Task to complete » Each line with the word "https" must appear in the answer, copied from the records.

===== Given records

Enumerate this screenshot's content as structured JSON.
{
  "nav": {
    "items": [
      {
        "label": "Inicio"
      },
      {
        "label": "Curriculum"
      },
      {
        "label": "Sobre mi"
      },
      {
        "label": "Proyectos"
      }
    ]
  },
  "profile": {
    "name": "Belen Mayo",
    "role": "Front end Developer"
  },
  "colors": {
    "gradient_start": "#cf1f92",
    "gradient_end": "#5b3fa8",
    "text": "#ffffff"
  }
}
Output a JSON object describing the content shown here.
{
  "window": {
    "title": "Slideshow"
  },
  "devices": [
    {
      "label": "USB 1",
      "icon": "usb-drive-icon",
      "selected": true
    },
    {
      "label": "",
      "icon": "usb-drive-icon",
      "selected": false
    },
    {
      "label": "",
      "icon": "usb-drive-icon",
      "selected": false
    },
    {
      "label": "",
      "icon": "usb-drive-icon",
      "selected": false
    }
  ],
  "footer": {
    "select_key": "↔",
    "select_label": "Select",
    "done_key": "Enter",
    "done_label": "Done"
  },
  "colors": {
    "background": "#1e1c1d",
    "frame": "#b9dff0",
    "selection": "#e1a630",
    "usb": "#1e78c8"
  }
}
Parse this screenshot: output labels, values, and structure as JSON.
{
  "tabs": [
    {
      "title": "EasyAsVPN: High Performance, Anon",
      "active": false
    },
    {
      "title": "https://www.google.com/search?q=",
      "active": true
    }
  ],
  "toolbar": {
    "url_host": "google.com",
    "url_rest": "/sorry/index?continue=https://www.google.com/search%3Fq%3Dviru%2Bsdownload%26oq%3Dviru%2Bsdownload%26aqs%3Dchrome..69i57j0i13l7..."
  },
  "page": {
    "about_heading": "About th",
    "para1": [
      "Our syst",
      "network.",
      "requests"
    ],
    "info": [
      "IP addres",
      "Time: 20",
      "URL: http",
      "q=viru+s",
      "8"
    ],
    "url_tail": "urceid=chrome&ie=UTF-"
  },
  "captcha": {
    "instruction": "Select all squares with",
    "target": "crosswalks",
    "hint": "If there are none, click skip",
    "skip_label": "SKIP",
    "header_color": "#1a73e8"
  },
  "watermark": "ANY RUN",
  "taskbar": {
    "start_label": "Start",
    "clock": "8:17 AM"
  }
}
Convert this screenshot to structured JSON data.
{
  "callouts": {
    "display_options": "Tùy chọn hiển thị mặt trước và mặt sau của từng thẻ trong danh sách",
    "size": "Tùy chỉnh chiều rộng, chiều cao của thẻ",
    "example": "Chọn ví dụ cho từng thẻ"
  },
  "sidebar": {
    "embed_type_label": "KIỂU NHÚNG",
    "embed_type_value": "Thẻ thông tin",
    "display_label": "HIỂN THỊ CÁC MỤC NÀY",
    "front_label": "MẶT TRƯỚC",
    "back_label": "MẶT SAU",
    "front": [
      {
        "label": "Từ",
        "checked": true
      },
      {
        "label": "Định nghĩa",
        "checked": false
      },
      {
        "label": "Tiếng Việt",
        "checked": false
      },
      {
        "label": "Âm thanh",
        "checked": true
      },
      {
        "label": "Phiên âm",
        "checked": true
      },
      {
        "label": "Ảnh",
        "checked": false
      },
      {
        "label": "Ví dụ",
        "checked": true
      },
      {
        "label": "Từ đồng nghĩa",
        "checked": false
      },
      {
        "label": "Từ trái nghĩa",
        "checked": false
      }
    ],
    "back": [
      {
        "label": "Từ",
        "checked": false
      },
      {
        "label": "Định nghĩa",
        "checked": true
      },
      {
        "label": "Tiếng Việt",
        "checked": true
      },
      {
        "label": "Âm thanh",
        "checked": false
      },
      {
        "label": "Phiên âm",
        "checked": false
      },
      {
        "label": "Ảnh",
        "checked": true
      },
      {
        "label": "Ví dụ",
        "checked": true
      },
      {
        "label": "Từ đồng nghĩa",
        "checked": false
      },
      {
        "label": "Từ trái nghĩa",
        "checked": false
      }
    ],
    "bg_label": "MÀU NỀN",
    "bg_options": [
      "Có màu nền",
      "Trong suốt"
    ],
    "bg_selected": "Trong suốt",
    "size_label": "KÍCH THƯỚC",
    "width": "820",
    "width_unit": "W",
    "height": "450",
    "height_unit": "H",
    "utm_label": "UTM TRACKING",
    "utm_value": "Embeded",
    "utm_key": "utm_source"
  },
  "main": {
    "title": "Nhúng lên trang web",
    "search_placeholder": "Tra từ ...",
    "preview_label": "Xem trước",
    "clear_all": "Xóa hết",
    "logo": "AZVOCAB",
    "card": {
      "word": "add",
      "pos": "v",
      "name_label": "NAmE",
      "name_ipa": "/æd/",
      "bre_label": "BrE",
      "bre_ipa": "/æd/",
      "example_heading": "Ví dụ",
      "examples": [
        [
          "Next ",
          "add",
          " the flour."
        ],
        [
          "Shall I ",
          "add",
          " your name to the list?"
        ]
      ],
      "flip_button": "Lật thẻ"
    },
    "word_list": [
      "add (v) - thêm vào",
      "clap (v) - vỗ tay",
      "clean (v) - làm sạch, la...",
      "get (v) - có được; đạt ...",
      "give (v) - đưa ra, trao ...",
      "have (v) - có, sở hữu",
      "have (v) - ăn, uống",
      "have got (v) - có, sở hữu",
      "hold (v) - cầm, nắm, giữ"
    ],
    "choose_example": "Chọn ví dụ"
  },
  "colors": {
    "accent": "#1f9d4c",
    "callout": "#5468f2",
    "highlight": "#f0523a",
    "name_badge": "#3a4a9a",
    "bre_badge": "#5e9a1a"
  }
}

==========

Exercise solution »
      "title": "https://www.google.com/search?q=",
    "url_rest": "/sorry/index?continue=https://www.google.com/search%3Fq%3Dviru%2Bsdownload%26oq%3Dviru%2Bsdownload%26aqs%3Dchrome..69i57j0i13l7..."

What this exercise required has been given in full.